A mid-March hearing has been scheduled and up until this time no industrial action will be undertaken. The Victorian Transport Association is one prominent body that believes the MUA action in conjunction with VICT is a calculated one and as such labels it fundamentally “opportunistic and irresponsible.” Equally critical, the shipowner industry body Shipping Australia identifies the MUA statements on cargo exemptions as cynical PR.


The official line from the MUA is that all the recent disputes are focused on Enterprise Agreements – and they are, but this is not to say that there are no other wider objectives. The first point to factor in is that the MUA is a very left leaning organisation – entities that at one time or another have given support to the MUA include the Socialist Alliance, Solidarity, Socialist Alternative and the Communist Party of Australia as well as the Australian Labour Party and the Greens.

This strong political colouring is an influential driver in the union’s engagement with employers and it is fair to say it is a divisive factor. It also goes some way to explaining the MUA’s resistance to change or as some put it, “unwillingness to move with the times.” With Australian port sector employer’ negotiations the MUA has repeatedly resisted change to the extent that it can even attempt to wind the clock back.

Tim Vancampen, CEO, VICT, as part of a written statement formulated in response to the MUA action, highlights the MUA demands as unviable, the proposed strike action as certain to damage the economy and the demands overall a serious attempt to steer the waterfront back into the past.

He underlines that “…by ignoring the efficiencies of automation and hobbling VICT with outdated ways of working and inapplicable wages and benefits,” it effectively signals a return to the ‘old ways’.

Tellingly, he adds: “As the first automated terminal in Australia we never expected to be popular with traditional waterside unions but we couldn’t have anticipated such unrealistic demands.
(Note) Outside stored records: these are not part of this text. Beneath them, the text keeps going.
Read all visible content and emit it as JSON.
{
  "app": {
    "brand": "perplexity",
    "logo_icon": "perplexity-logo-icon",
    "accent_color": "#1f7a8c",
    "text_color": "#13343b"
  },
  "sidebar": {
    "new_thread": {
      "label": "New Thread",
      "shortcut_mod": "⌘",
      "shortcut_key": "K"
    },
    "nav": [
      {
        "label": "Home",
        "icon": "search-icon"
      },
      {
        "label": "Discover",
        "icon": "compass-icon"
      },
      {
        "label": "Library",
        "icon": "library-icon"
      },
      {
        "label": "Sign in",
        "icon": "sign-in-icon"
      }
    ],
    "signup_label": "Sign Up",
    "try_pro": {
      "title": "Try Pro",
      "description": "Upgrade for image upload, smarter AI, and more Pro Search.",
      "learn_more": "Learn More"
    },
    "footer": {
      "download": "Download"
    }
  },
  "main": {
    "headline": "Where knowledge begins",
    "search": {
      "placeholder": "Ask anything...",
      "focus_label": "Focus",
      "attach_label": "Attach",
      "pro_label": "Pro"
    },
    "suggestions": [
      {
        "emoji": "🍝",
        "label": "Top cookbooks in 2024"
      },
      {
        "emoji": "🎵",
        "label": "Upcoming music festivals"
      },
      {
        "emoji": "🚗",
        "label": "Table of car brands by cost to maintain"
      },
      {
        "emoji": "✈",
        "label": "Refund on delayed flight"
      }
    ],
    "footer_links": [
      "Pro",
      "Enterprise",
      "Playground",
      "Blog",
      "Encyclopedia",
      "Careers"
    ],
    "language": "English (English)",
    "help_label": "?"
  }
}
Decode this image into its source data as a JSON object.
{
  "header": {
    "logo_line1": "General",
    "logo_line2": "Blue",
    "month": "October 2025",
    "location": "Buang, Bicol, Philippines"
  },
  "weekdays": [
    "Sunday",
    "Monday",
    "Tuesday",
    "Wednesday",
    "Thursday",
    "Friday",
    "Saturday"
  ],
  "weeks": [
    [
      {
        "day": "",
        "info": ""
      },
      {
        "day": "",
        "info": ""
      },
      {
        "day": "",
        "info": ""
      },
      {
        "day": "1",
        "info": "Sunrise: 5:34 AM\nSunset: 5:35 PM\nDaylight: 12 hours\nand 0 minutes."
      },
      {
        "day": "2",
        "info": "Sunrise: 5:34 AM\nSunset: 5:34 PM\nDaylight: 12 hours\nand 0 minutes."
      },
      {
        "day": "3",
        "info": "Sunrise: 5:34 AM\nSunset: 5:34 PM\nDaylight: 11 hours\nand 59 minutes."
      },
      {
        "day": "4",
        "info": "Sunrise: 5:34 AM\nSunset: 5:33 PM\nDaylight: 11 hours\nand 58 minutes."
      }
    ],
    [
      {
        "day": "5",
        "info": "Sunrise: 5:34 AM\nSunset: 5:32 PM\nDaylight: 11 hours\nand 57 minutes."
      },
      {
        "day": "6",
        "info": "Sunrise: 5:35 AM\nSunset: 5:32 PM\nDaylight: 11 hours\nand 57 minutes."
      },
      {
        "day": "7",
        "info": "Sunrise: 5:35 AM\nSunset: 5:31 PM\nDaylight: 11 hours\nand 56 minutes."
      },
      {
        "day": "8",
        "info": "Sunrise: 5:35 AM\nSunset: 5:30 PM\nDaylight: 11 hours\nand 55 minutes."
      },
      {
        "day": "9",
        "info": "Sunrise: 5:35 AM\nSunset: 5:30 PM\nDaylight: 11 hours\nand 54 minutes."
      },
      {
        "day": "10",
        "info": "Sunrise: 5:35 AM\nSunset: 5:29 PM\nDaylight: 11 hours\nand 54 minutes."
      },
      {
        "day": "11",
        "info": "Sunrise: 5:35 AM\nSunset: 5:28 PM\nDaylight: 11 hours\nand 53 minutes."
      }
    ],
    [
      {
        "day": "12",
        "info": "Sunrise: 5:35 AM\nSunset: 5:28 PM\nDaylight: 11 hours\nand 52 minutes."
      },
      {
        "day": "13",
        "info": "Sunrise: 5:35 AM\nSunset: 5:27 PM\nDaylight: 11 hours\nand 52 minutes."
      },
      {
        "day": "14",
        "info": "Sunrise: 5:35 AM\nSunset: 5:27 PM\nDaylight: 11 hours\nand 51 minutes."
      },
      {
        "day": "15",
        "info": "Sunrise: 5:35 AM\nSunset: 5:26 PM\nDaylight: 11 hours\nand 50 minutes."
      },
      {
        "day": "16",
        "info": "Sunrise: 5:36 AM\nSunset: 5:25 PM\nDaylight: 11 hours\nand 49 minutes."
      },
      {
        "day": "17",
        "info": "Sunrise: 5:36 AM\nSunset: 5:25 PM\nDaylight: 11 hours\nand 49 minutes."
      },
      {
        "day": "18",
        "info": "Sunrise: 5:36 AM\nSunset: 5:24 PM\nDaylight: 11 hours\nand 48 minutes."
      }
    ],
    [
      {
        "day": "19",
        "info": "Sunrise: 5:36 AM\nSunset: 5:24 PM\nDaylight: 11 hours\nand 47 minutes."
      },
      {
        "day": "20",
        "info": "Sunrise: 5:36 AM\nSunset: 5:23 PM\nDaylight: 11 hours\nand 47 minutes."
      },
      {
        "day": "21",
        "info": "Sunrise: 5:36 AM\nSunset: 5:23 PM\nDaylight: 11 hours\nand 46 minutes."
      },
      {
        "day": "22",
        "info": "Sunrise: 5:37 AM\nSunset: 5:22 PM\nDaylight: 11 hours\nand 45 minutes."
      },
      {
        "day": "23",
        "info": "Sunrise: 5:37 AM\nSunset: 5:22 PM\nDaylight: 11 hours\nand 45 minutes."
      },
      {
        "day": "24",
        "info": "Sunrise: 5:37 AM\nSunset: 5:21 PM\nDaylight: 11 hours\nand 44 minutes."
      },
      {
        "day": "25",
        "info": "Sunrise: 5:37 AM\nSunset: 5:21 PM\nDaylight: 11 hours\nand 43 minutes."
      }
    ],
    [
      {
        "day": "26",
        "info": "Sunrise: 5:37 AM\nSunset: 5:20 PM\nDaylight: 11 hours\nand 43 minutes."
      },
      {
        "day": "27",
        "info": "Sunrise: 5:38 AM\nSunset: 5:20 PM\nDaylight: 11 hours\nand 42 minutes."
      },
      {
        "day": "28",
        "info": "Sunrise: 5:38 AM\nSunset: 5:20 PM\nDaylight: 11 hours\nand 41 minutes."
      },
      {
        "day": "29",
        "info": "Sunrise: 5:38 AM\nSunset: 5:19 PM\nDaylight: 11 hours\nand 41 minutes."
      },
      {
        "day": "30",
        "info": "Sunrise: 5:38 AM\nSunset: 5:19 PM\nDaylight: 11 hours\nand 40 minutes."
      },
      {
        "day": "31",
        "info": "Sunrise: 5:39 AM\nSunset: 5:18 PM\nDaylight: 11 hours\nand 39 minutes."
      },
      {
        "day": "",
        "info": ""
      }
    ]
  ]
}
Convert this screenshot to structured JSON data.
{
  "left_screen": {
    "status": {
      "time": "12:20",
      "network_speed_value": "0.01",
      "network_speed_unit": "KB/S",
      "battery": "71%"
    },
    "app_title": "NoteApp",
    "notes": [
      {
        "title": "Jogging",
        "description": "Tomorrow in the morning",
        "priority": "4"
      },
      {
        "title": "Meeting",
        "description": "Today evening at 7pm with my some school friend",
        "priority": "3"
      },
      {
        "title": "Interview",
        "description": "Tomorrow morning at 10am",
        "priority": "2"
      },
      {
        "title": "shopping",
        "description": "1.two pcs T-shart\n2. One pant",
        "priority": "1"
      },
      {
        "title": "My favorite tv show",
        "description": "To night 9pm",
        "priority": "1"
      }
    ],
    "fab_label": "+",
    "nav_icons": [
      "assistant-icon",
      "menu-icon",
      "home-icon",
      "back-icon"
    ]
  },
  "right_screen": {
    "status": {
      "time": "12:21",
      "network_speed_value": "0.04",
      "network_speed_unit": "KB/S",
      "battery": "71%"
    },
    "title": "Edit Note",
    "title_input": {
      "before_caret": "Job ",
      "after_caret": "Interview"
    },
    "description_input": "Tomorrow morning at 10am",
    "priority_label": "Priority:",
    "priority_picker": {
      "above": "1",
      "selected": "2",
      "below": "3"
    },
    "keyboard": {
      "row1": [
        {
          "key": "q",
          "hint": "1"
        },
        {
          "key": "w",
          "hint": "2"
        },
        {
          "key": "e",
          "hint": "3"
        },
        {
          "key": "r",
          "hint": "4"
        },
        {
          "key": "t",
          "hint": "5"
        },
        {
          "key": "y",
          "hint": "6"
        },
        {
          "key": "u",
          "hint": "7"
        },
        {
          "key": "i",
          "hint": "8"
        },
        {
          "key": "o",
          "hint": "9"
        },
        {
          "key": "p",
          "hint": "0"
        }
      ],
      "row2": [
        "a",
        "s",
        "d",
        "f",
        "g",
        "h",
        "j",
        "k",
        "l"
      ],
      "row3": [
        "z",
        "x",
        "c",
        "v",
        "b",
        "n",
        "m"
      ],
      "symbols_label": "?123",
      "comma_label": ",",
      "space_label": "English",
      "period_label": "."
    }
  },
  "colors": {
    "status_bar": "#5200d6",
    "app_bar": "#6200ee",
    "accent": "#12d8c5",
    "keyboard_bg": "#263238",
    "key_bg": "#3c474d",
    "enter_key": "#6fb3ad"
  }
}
We’ve been in negotiations for months however the MUA is unwilling to consider reasonable differences in VICT’s operation.”

The MUA consistently fields an aggressive approach and one where history shows reaching a conclusion on Enterprise Agreements is invariably a torturous business typically commencing with unrealistic demands and highly likely to involve industrial action.

It has to be said that this conflict based approach seems more appropriate for the 19th Century than today’s world especially in the midst of a Pandemic!